The release of non-native game birds and their impact upon the environment is in the news again this week. It is an issue mentioned several time on Another Bird Blog with the intention of alerting Joe Public to elements of the countryside that David Attenborough does not show.
An estimated 40/50 million Common Pheasants and up to 10 million Red-legged Partridges are released into the countryside prior to the shooting season opening each 1 October.
The current pheasant and partridge shooting seasons draw to a close at the end of January 2020. The 2020 season opens on 1 October for Common Pheasant and 1 September for Red-legged Partridge. Releases of captive-bred birds occur prior to this, usually in July when trailer loads of pen-reared game-birds are transported to the shooting fields and released. Being pen-reared and regularly fed from leaving the egg the youngsters find most of their food from bins spaced at regular intervals throughout each shoot.
Off To The Shoot - Raptor Persecution Scotland
The waste from transportation and feed bins provides rich pickings for predators of the crow family, mainly Carrion Crows. This easy availability of food throughout the winter months may have been a factor in the crows’ increased population since the 1960s, a trend associated with increases in nesting success/earlier laying.
Carrion Crows take nestlings of small farmland birds and the eggs & chicks of waders, a fact of life easily witnessed by field workers. Some studies have found that crows along with their cousins the Magpie and the Raven have surprisingly little impact on the abundance of other bird species. I’m pretty certain those studies have not taken place in the Fylde Lancashire where it is not uncommon to see many hundreds of Carrion Crows on fields that are regularly shot and where lines of feed bins cross the landscape.
A white Red-legged Partridge
Around 60% of game-birds released for shooting in the UK, an estimated 25/30 million birds, do not end up at their intended fate of being shot. This constitutes wastage, raising economic, environmental and ethical questions. There are four main reasons: predation, disease, starvation and dispersal into the wider countryside. Roadkill and agricultural operations contribute yet more often unquantifiable deaths. Early morning drives through areas of shoots will see many fresh corpses on carriageways where inexperienced and newly released game-birds meet the combustion engine.
The National Gamebag Census (NGC) records information provided by around 600 participating estates throughout Britain on shooting bags. There is no actual quantification of releasing as the NGC is a fraction of the actual shoots, many of which are on a small scale basis of individual and/or neighbouring farms. This I know because there are a number in this part of Lancashire and where gamekeepers are reluctant or evasive in revealing the number of game birds they “put down” (release).

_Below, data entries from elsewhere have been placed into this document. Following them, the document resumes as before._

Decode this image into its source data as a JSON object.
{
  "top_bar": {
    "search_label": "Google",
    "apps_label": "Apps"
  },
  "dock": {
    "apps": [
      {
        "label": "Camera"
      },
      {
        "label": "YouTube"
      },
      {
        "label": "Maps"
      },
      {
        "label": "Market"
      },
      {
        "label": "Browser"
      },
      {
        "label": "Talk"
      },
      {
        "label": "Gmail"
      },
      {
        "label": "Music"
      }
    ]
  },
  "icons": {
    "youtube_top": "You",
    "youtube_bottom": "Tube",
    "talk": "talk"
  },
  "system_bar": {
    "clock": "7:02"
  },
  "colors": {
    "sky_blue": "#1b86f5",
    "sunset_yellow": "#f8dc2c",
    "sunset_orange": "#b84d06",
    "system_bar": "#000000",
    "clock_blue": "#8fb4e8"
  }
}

From "Birdwatch" magazine 21 January 2020.
The non-profit legal entity Wild Justice revealed this week that it has sent a second letter to The Department for Environment Food & Rural Affairs (DEFRA) about the effect of releasing millions of non-native game-birds into the British countryside.
Last July Wild Justice challenged DEFRA's failure to assess the ecological impact on sites of conservation interest of releasing approximately 50 million game-birds into the countryside. The government department took two months to respond, but agreed that the Secretary of State would undertake a review of the release of such birds on or near protected sites.
Since July 2019 DEFRA has failed to act. With zero progress, Wild Justice pursued the challenge and wrote again urging DEFRA to act quickly.
In the letter, Wild Justice's lawyers Leigh Day stated that, with DEFRA having recognised the problem in September 2019, "it would be unlawful for those releases to take place in 2020 unless the possibility of them having detrimental impacts on the sites in question had been properly considered and specifically ruled out ahead of time". As such, "the Secretary of State needs to initiate those processes now". The lawyers added: "To hold off doing that would lead to illegality later and so be unlawful now."
Mark Avery, a co-director of Wild Justice columnist, commented: "We started this legal challenge last July, DEFRA took two months to respond (mid-September) and now we are past mid-January, only six months from the time when game-bird releasing might start again. DEFRA needs to get moving. This legal letter is designed to give them a very firm shove."
It’s good news that Wild Justice should tackle this subject but I question their limiting the campaign to “sites of conservation interest”. The release of non-native game-birds is a problem that impacts the whole of the countryside, all of which is of conservation interest given the catastrophic decline of so many birds of farm and field during the last 40 years.